▶ _The task_:
In the copy, include no pictures. Reproduce the rest of the entries exactly.

▶ _Extracted information_:
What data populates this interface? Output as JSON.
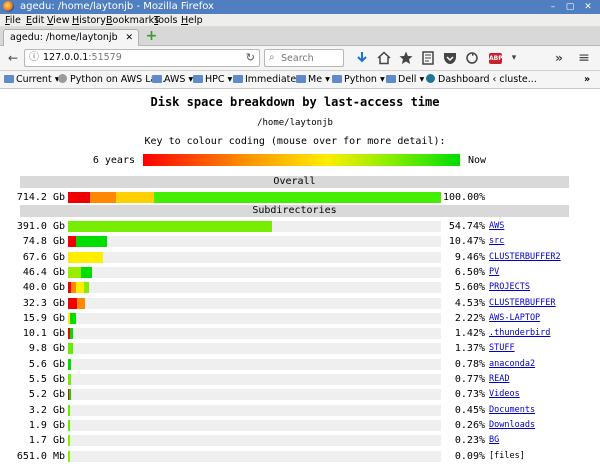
{
  "window": {
    "title": "agedu: /home/laytonjb - Mozilla Firefox",
    "minimize_glyph": "–",
    "maximize_glyph": "▢",
    "close_glyph": "✕"
  },
  "menu": {
    "items": [
      {
        "label": "File",
        "mnemonic": "F",
        "rest": "ile"
      },
      {
        "label": "Edit",
        "mnemonic": "E",
        "rest": "dit"
      },
      {
        "label": "View",
        "mnemonic": "V",
        "rest": "iew"
      },
      {
        "label": "History",
        "mnemonic": "H",
        "rest": "istory"
      },
      {
        "label": "Bookmarks",
        "mnemonic": "B",
        "rest": "ookmarks"
      },
      {
        "label": "Tools",
        "mnemonic": "T",
        "rest": "ools"
      },
      {
        "label": "Help",
        "mnemonic": "H",
        "rest": "elp"
      }
    ]
  },
  "tab": {
    "label": "agedu: /home/laytonjb",
    "close_glyph": "✕",
    "new_tab_glyph": "+"
  },
  "nav": {
    "back_glyph": "←",
    "url_host": "127.0.0.1",
    "url_port": ":51579",
    "reload_glyph": "↻",
    "search_placeholder": "Search",
    "icons": [
      "download-icon",
      "home-icon",
      "star-icon",
      "reader-icon",
      "pocket-icon",
      "sync-icon",
      "adblock-icon",
      "overflow-icon",
      "menu-icon"
    ],
    "abp_label": "ABP",
    "overflow_glyph": "»",
    "menu_glyph": "≡"
  },
  "bookmarks": {
    "items": [
      {
        "label": "Current",
        "type": "folder"
      },
      {
        "label": "Python on AWS La...",
        "type": "link"
      },
      {
        "label": "AWS",
        "type": "folder"
      },
      {
        "label": "HPC",
        "type": "folder"
      },
      {
        "label": "Immediate",
        "type": "folder"
      },
      {
        "label": "Me",
        "type": "folder"
      },
      {
        "label": "Python",
        "type": "folder"
      },
      {
        "label": "Dell",
        "type": "folder"
      },
      {
        "label": "Dashboard ‹ cluste...",
        "type": "link"
      }
    ],
    "overflow_glyph": "»"
  },
  "page": {
    "heading": "Disk space breakdown by last-access time",
    "path": "/home/laytonjb",
    "key_text": "Key to colour coding (mouse over for more detail):",
    "key_old": "6 years",
    "key_now": "Now",
    "overall_label": "Overall",
    "subdirs_label": "Subdirectories",
    "colors": {
      "red": "#ff0000",
      "orange": "#ff8800",
      "yellow": "#ffee00",
      "lime": "#88ee00",
      "green": "#00dd00",
      "link": "#0000cc",
      "section_bg": "#d9d9d9",
      "track_bg": "#efefef"
    },
    "overall": {
      "size": "714.2 Gb",
      "pct": "100.00%",
      "fraction": 1.0,
      "segments": [
        {
          "frac": 0.06,
          "color": "#ee0000"
        },
        {
          "frac": 0.07,
          "color": "#ff8800"
        },
        {
          "frac": 0.1,
          "color": "#ffd000"
        },
        {
          "frac": 0.77,
          "color": "#44ee00"
        }
      ]
    },
    "rows": [
      {
        "size": "391.0 Gb",
        "pct": "54.74%",
        "name": "AWS",
        "link": true,
        "fraction": 0.5474,
        "segments": [
          {
            "frac": 1.0,
            "color": "#77ee00"
          }
        ]
      },
      {
        "size": "74.8 Gb",
        "pct": "10.47%",
        "name": "src",
        "link": true,
        "fraction": 0.1047,
        "segments": [
          {
            "frac": 0.2,
            "color": "#ee0000"
          },
          {
            "frac": 0.8,
            "color": "#00dd00"
          }
        ]
      },
      {
        "size": "67.6 Gb",
        "pct": "9.46%",
        "name": "CLUSTERBUFFER2",
        "link": true,
        "fraction": 0.0946,
        "segments": [
          {
            "frac": 1.0,
            "color": "#ffee00"
          }
        ]
      },
      {
        "size": "46.4 Gb",
        "pct": "6.50%",
        "name": "PV",
        "link": true,
        "fraction": 0.065,
        "segments": [
          {
            "frac": 0.55,
            "color": "#99ee00"
          },
          {
            "frac": 0.45,
            "color": "#00dd00"
          }
        ]
      },
      {
        "size": "40.0 Gb",
        "pct": "5.60%",
        "name": "PROJECTS",
        "link": true,
        "fraction": 0.056,
        "segments": [
          {
            "frac": 0.12,
            "color": "#ee0000"
          },
          {
            "frac": 0.25,
            "color": "#ff8800"
          },
          {
            "frac": 0.4,
            "color": "#ffee00"
          },
          {
            "frac": 0.23,
            "color": "#88ee00"
          }
        ]
      },
      {
        "size": "32.3 Gb",
        "pct": "4.53%",
        "name": "CLUSTERBUFFER",
        "link": true,
        "fraction": 0.0453,
        "segments": [
          {
            "frac": 0.55,
            "color": "#ee0000"
          },
          {
            "frac": 0.45,
            "color": "#ff8800"
          }
        ]
      },
      {
        "size": "15.9 Gb",
        "pct": "2.22%",
        "name": "AWS-LAPTOP",
        "link": true,
        "fraction": 0.0222,
        "segments": [
          {
            "frac": 0.25,
            "color": "#ffee00"
          },
          {
            "frac": 0.75,
            "color": "#00dd00"
          }
        ]
      },
      {
        "size": "10.1 Gb",
        "pct": "1.42%",
        "name": ".thunderbird",
        "link": true,
        "fraction": 0.0142,
        "segments": [
          {
            "frac": 0.35,
            "color": "#ee0000"
          },
          {
            "frac": 0.65,
            "color": "#00dd00"
          }
        ]
      },
      {
        "size": "9.8 Gb",
        "pct": "1.37%",
        "name": "STUFF",
        "link": true,
        "fraction": 0.0137,
        "segments": [
          {
            "frac": 1.0,
            "color": "#66ee00"
          }
        ]
      },
      {
        "size": "5.6 Gb",
        "pct": "0.78%",
        "name": "anaconda2",
        "link": true,
        "fraction": 0.0078,
        "segments": [
          {
            "frac": 1.0,
            "color": "#00dd00"
          }
        ]
      },
      {
        "size": "5.5 Gb",
        "pct": "0.77%",
        "name": "READ",
        "link": true,
        "fraction": 0.0077,
        "segments": [
          {
            "frac": 1.0,
            "color": "#77ee00"
          }
        ]
      },
      {
        "size": "5.2 Gb",
        "pct": "0.73%",
        "name": "Videos",
        "link": true,
        "fraction": 0.0073,
        "segments": [
          {
            "frac": 0.5,
            "color": "#ee0000"
          },
          {
            "frac": 0.5,
            "color": "#00dd00"
          }
        ]
      },
      {
        "size": "3.2 Gb",
        "pct": "0.45%",
        "name": "Documents",
        "link": true,
        "fraction": 0.0045,
        "segments": [
          {
            "frac": 1.0,
            "color": "#66ee00"
          }
        ]
      },
      {
        "size": "1.9 Gb",
        "pct": "0.26%",
        "name": "Downloads",
        "link": true,
        "fraction": 0.0026,
        "segments": [
          {
            "frac": 1.0,
            "color": "#66ee00"
          }
        ]
      },
      {
        "size": "1.7 Gb",
        "pct": "0.23%",
        "name": "BG",
        "link": true,
        "fraction": 0.0023,
        "segments": [
          {
            "frac": 1.0,
            "color": "#88ee00"
          }
        ]
      },
      {
        "size": "651.0 Mb",
        "pct": "0.09%",
        "name": "[files]",
        "link": false,
        "fraction": 0.0009,
        "segments": [
          {
            "frac": 1.0,
            "color": "#88ee00"
          }
        ]
      }
    ]
  }
}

▶ _Completed task_:
What data populates this interface? Output as JSON.
{
  "window": {
    "title": "agedu: /home/laytonjb - Mozilla Firefox",
    "minimize_glyph": "–",
    "maximize_glyph": "▢",
    "close_glyph": "✕"
  },
  "menu": {
    "items": [
      {
        "label": "File",
        "mnemonic": "F",
        "rest": "ile"
      },
      {
        "label": "Edit",
        "mnemonic": "E",
        "rest": "dit"
      },
      {
        "label": "View",
        "mnemonic": "V",
        "rest": "iew"
      },
      {
        "label": "History",
        "mnemonic": "H",
        "rest": "istory"
      },
      {
        "label": "Bookmarks",
        "mnemonic": "B",
        "rest": "ookmarks"
      },
      {
        "label": "Tools",
        "mnemonic": "T",
        "rest": "ools"
      },
      {
        "label": "Help",
        "mnemonic": "H",
        "rest": "elp"
      }
    ]
  },
  "tab": {
    "label": "agedu: /home/laytonjb",
    "close_glyph": "✕",
    "new_tab_glyph": "+"
  },
  "nav": {
    "back_glyph": "←",
    "url_host": "127.0.0.1",
    "url_port": ":51579",
    "reload_glyph": "↻",
    "search_placeholder": "Search",
    "icons": [
      "download-icon",
      "home-icon",
      "star-icon",
      "reader-icon",
      "pocket-icon",
      "sync-icon",
      "adblock-icon",
      "overflow-icon",
      "menu-icon"
    ],
    "abp_label": "ABP",
    "overflow_glyph": "»",
    "menu_glyph": "≡"
  },
  "bookmarks": {
    "items": [
      {
        "label": "Current",
        "type": "folder"
      },
      {
        "label": "Python on AWS La...",
        "type": "link"
      },
      {
        "label": "AWS",
        "type": "folder"
      },
      {
        "label": "HPC",
        "type": "folder"
      },
      {
        "label": "Immediate",
        "type": "folder"
      },
      {
        "label": "Me",
        "type": "folder"
      },
      {
        "label": "Python",
        "type": "folder"
      },
      {
        "label": "Dell",
        "type": "folder"
      },
      {
        "label": "Dashboard ‹ cluste...",
        "type": "link"
      }
    ],
    "overflow_glyph": "»"
  },
  "page": {
    "heading": "Disk space breakdown by last-access time",
    "path": "/home/laytonjb",
    "key_text": "Key to colour coding (mouse over for more detail):",
    "key_old": "6 years",
    "key_now": "Now",
    "overall_label": "Overall",
    "subdirs_label": "Subdirectories",
    "colors": {
      "red": "#ff0000",
      "orange": "#ff8800",
      "yellow": "#ffee00",
      "lime": "#88ee00",
      "green": "#00dd00",
      "link": "#0000cc",
      "section_bg": "#d9d9d9",
      "track_bg": "#efefef"
    },
    "overall": {
      "size": "714.2 Gb",
      "pct": "100.00%",
      "fraction": 1.0,
      "segments": [
        {
          "frac": 0.06,
          "color": "#ee0000"
        },
        {
          "frac": 0.07,
          "color": "#ff8800"
        },
        {
          "frac": 0.1,
          "color": "#ffd000"
        },
        {
          "frac": 0.77,
          "color": "#44ee00"
        }
      ]
    },
    "rows": [
      {
        "size": "391.0 Gb",
        "pct": "54.74%",
        "name": "AWS",
        "link": true,
        "fraction": 0.5474,
        "segments": [
          {
            "frac": 1.0,
            "color": "#77ee00"
          }
        ]
      },
      {
        "size": "74.8 Gb",
        "pct": "10.47%",
        "name": "src",
        "link": true,
        "fraction": 0.1047,
        "segments": [
          {
            "frac": 0.2,
            "color": "#ee0000"
          },
          {
            "frac": 0.8,
            "color": "#00dd00"
          }
        ]
      },
      {
        "size": "67.6 Gb",
        "pct": "9.46%",
        "name": "CLUSTERBUFFER2",
        "link": true,
        "fraction": 0.0946,
        "segments": [
          {
            "frac": 1.0,
            "color": "#ffee00"
          }
        ]
      },
      {
        "size": "46.4 Gb",
        "pct": "6.50%",
        "name": "PV",
        "link": true,
        "fraction": 0.065,
        "segments": [
          {
            "frac": 0.55,
            "color": "#99ee00"
          },
          {
            "frac": 0.45,
            "color": "#00dd00"
          }
        ]
      },
      {
        "size": "40.0 Gb",
        "pct": "5.60%",
        "name": "PROJECTS",
        "link": true,
        "fraction": 0.056,
        "segments": [
          {
            "frac": 0.12,
            "color": "#ee0000"
          },
          {
            "frac": 0.25,
            "color": "#ff8800"
          },
          {
            "frac": 0.4,
            "color": "#ffee00"
          },
          {
            "frac": 0.23,
            "color": "#88ee00"
          }
        ]
      },
      {
        "size": "32.3 Gb",
        "pct": "4.53%",
        "name": "CLUSTERBUFFER",
        "link": true,
        "fraction": 0.0453,
        "segments": [
          {
            "frac": 0.55,
            "color": "#ee0000"
          },
          {
            "frac": 0.45,
            "color": "#ff8800"
          }
        ]
      },
      {
        "size": "15.9 Gb",
        "pct": "2.22%",
        "name": "AWS-LAPTOP",
        "link": true,
        "fraction": 0.0222,
        "segments": [
          {
            "frac": 0.25,
            "color": "#ffee00"
          },
          {
            "frac": 0.75,
            "color": "#00dd00"
          }
        ]
      },
      {
        "size": "10.1 Gb",
        "pct": "1.42%",
        "name": ".thunderbird",
        "link": true,
        "fraction": 0.0142,
        "segments": [
          {
            "frac": 0.35,
            "color": "#ee0000"
          },
          {
            "frac": 0.65,
            "color": "#00dd00"
          }
        ]
      },
      {
        "size": "9.8 Gb",
        "pct": "1.37%",
        "name": "STUFF",
        "link": true,
        "fraction": 0.0137,
        "segments": [
          {
            "frac": 1.0,
            "color": "#66ee00"
          }
        ]
      },
      {
        "size": "5.6 Gb",
        "pct": "0.78%",
        "name": "anaconda2",
        "link": true,
        "fraction": 0.0078,
        "segments": [
          {
            "frac": 1.0,
            "color": "#00dd00"
          }
        ]
      },
      {
        "size": "5.5 Gb",
        "pct": "0.77%",
        "name": "READ",
        "link": true,
        "fraction": 0.0077,
        "segments": [
          {
            "frac": 1.0,
            "color": "#77ee00"
          }
        ]
      },
      {
        "size": "5.2 Gb",
        "pct": "0.73%",
        "name": "Videos",
        "link": true,
        "fraction": 0.0073,
        "segments": [
          {
            "frac": 0.5,
            "color": "#ee0000"
          },
          {
            "frac": 0.5,
            "color": "#00dd00"
          }
        ]
      },
      {
        "size": "3.2 Gb",
        "pct": "0.45%",
        "name": "Documents",
        "link": true,
        "fraction": 0.0045,
        "segments": [
          {
            "frac": 1.0,
            "color": "#66ee00"
          }
        ]
      },
      {
        "size": "1.9 Gb",
        "pct": "0.26%",
        "name": "Downloads",
        "link": true,
        "fraction": 0.0026,
        "segments": [
          {
            "frac": 1.0,
            "color": "#66ee00"
          }
        ]
      },
      {
        "size": "1.7 Gb",
        "pct": "0.23%",
        "name": "BG",
        "link": true,
        "fraction": 0.0023,
        "segments": [
          {
            "frac": 1.0,
            "color": "#88ee00"
          }
        ]
      },
      {
        "size": "651.0 Mb",
        "pct": "0.09%",
        "name": "[files]",
        "link": false,
        "fraction": 0.0009,
        "segments": [
          {
            "frac": 1.0,
            "color": "#88ee00"
          }
        ]
      }
    ]
  }
}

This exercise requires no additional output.